Web page and app entries ▸

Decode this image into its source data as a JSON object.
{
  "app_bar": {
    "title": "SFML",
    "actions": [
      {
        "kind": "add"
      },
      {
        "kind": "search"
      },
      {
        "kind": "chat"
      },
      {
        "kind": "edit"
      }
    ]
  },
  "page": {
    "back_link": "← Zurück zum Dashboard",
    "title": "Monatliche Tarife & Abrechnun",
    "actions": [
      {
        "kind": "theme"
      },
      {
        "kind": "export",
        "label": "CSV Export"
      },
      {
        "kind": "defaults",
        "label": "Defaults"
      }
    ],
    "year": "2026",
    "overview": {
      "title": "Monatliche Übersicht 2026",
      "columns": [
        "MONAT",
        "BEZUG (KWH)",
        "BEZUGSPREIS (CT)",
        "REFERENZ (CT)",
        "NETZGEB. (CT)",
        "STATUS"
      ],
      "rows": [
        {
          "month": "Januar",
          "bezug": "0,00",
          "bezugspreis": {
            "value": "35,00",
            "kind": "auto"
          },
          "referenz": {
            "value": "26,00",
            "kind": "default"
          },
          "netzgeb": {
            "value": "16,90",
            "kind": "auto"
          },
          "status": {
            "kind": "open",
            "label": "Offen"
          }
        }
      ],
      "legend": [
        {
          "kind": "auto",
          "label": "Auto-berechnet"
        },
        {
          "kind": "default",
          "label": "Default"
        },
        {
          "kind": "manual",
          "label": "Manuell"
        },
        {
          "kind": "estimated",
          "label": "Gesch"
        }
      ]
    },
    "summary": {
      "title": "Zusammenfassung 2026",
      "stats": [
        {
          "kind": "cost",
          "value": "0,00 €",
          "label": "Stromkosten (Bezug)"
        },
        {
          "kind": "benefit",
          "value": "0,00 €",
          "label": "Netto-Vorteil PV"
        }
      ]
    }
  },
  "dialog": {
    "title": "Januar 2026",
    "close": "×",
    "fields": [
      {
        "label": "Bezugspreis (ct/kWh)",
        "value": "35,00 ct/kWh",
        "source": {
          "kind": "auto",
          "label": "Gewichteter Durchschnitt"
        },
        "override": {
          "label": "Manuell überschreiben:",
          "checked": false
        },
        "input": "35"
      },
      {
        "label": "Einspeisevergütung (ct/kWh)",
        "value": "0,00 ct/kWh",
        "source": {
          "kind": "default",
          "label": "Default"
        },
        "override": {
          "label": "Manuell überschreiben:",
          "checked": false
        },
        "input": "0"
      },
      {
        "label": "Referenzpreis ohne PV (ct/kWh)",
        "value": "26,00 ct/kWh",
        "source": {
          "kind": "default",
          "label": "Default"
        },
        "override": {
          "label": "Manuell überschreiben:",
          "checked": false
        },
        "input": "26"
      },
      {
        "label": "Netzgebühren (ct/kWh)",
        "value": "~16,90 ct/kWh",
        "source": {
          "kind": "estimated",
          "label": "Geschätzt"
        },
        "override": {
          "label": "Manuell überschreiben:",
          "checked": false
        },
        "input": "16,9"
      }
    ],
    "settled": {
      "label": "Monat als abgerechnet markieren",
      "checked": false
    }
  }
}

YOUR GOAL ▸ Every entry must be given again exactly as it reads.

OUTPUT OF THE EXERCISE ▸
Decode this image into its source data as a JSON object.
{
  "app_bar": {
    "title": "SFML",
    "actions": [
      {
        "kind": "add"
      },
      {
        "kind": "search"
      },
      {
        "kind": "chat"
      },
      {
        "kind": "edit"
      }
    ]
  },
  "page": {
    "back_link": "← Zurück zum Dashboard",
    "title": "Monatliche Tarife & Abrechnun",
    "actions": [
      {
        "kind": "theme"
      },
      {
        "kind": "export",
        "label": "CSV Export"
      },
      {
        "kind": "defaults",
        "label": "Defaults"
      }
    ],
    "year": "2026",
    "overview": {
      "title": "Monatliche Übersicht 2026",
      "columns": [
        "MONAT",
        "BEZUG (KWH)",
        "BEZUGSPREIS (CT)",
        "REFERENZ (CT)",
        "NETZGEB. (CT)",
        "STATUS"
      ],
      "rows": [
        {
          "month": "Januar",
          "bezug": "0,00",
          "bezugspreis": {
            "value": "35,00",
            "kind": "auto"
          },
          "referenz": {
            "value": "26,00",
            "kind": "default"
          },
          "netzgeb": {
            "value": "16,90",
            "kind": "auto"
          },
          "status": {
            "kind": "open",
            "label": "Offen"
          }
        }
      ],
      "legend": [
        {
          "kind": "auto",
          "label": "Auto-berechnet"
        },
        {
          "kind": "default",
          "label": "Default"
        },
        {
          "kind": "manual",
          "label": "Manuell"
        },
        {
          "kind": "estimated",
          "label": "Gesch"
        }
      ]
    },
    "summary": {
      "title": "Zusammenfassung 2026",
      "stats": [
        {
          "kind": "cost",
          "value": "0,00 €",
          "label": "Stromkosten (Bezug)"
        },
        {
          "kind": "benefit",
          "value": "0,00 €",
          "label": "Netto-Vorteil PV"
        }
      ]
    }
  },
  "dialog": {
    "title": "Januar 2026",
    "close": "×",
    "fields": [
      {
        "label": "Bezugspreis (ct/kWh)",
        "value": "35,00 ct/kWh",
        "source": {
          "kind": "auto",
          "label": "Gewichteter Durchschnitt"
        },
        "override": {
          "label": "Manuell überschreiben:",
          "checked": false
        },
        "input": "35"
      },
      {
        "label": "Einspeisevergütung (ct/kWh)",
        "value": "0,00 ct/kWh",
        "source": {
          "kind": "default",
          "label": "Default"
        },
        "override": {
          "label": "Manuell überschreiben:",
          "checked": false
        },
        "input": "0"
      },
      {
        "label": "Referenzpreis ohne PV (ct/kWh)",
        "value": "26,00 ct/kWh",
        "source": {
          "kind": "default",
          "label": "Default"
        },
        "override": {
          "label": "Manuell überschreiben:",
          "checked": false
        },
        "input": "26"
      },
      {
        "label": "Netzgebühren (ct/kWh)",
        "value": "~16,90 ct/kWh",
        "source": {
          "kind": "estimated",
          "label": "Geschätzt"
        },
        "override": {
          "label": "Manuell überschreiben:",
          "checked": false
        },
        "input": "16,9"
      }
    ],
    "settled": {
      "label": "Monat als abgerechnet markieren",
      "checked": false
    }
  }
}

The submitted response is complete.